R: Re: Degrees of volition in active languages (wasRe:Chevraqis: asketch)
|From:||Thomas R. Wier <artabanos@...>|
|Date:||Sunday, August 13, 2000, 20:24|
Nik Taylor wrote:
> > And even who,
> > whom, and whose are starting to collapse into just "who" in colloquial
> > English.
> Have been for centuries. Shakespeare, for instance, has sentences like
> "Who servest thou under?", where it "should" be "Whom servest thou
> under?" (prescriptivists would have it "Under whom servest thou?")
True. But analogies based on Shakespeare shouldn't be taken too far.
He had no qualms at all about bending English syntax to fit the needs
of meter at times. There's this one truly wretched line in _Much ado
about Nothing_ during the trial scene where the Judge goes "What
heard you him say else?" Agggg!

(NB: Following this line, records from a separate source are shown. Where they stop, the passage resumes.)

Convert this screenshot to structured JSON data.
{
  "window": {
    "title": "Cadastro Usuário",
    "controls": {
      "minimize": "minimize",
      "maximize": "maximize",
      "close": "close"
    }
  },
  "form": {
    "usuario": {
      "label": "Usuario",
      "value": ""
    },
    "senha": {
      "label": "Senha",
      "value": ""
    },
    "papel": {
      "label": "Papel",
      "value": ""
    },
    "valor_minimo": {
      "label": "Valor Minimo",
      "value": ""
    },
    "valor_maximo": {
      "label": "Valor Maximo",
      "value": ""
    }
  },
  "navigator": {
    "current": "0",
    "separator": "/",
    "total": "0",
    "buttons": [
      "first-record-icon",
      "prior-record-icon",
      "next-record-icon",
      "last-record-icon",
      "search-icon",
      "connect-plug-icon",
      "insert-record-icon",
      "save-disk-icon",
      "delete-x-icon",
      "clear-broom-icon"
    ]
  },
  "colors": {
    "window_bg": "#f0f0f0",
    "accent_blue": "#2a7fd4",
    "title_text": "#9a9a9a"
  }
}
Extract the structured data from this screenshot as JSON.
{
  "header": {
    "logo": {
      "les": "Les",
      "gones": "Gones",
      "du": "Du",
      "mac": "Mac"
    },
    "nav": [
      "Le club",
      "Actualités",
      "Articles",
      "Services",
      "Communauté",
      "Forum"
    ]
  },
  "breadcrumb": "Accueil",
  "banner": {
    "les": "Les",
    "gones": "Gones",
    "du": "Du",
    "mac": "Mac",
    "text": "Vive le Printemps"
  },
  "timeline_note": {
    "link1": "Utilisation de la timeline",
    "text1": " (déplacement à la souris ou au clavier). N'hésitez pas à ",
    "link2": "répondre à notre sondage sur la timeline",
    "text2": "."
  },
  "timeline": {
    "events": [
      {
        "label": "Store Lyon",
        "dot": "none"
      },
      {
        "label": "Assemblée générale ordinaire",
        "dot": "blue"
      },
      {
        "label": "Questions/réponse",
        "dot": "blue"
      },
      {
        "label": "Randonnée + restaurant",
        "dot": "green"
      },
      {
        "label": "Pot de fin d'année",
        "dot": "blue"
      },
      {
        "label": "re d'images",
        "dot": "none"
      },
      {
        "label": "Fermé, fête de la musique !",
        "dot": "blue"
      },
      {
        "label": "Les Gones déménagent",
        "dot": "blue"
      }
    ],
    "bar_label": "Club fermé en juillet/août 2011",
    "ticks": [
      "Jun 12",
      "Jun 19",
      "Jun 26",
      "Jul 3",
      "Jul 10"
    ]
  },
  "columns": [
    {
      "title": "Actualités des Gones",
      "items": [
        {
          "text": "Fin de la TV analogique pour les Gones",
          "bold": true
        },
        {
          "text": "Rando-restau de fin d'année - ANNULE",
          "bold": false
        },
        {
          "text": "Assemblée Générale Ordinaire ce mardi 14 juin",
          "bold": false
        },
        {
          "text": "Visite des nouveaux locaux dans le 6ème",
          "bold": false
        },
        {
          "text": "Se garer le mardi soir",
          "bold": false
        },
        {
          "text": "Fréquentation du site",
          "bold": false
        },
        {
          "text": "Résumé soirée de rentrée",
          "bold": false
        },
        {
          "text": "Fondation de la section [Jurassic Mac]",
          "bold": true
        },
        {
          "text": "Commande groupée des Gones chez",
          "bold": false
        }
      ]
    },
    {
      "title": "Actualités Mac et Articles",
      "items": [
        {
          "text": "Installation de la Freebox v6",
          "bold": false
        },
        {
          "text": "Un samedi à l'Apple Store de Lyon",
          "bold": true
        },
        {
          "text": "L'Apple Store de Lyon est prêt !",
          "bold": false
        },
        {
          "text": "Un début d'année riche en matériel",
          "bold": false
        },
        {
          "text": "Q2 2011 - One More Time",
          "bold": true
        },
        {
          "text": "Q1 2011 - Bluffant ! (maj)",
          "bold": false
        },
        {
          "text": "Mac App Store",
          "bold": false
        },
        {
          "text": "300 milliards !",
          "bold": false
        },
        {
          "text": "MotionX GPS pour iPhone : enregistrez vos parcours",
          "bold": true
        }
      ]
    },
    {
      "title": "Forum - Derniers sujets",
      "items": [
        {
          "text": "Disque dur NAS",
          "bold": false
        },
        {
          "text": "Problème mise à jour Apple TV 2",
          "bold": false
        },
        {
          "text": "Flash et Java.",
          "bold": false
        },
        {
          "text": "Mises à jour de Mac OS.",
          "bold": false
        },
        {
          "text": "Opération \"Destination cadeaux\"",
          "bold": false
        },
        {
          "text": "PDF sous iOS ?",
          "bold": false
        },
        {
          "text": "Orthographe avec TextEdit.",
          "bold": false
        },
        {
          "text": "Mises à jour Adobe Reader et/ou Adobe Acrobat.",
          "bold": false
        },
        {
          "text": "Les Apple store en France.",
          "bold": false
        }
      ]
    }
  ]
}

No wonder Pepys thought so lowly
Tom Wier | "Cogito ergo sum, sed credo ergo ero."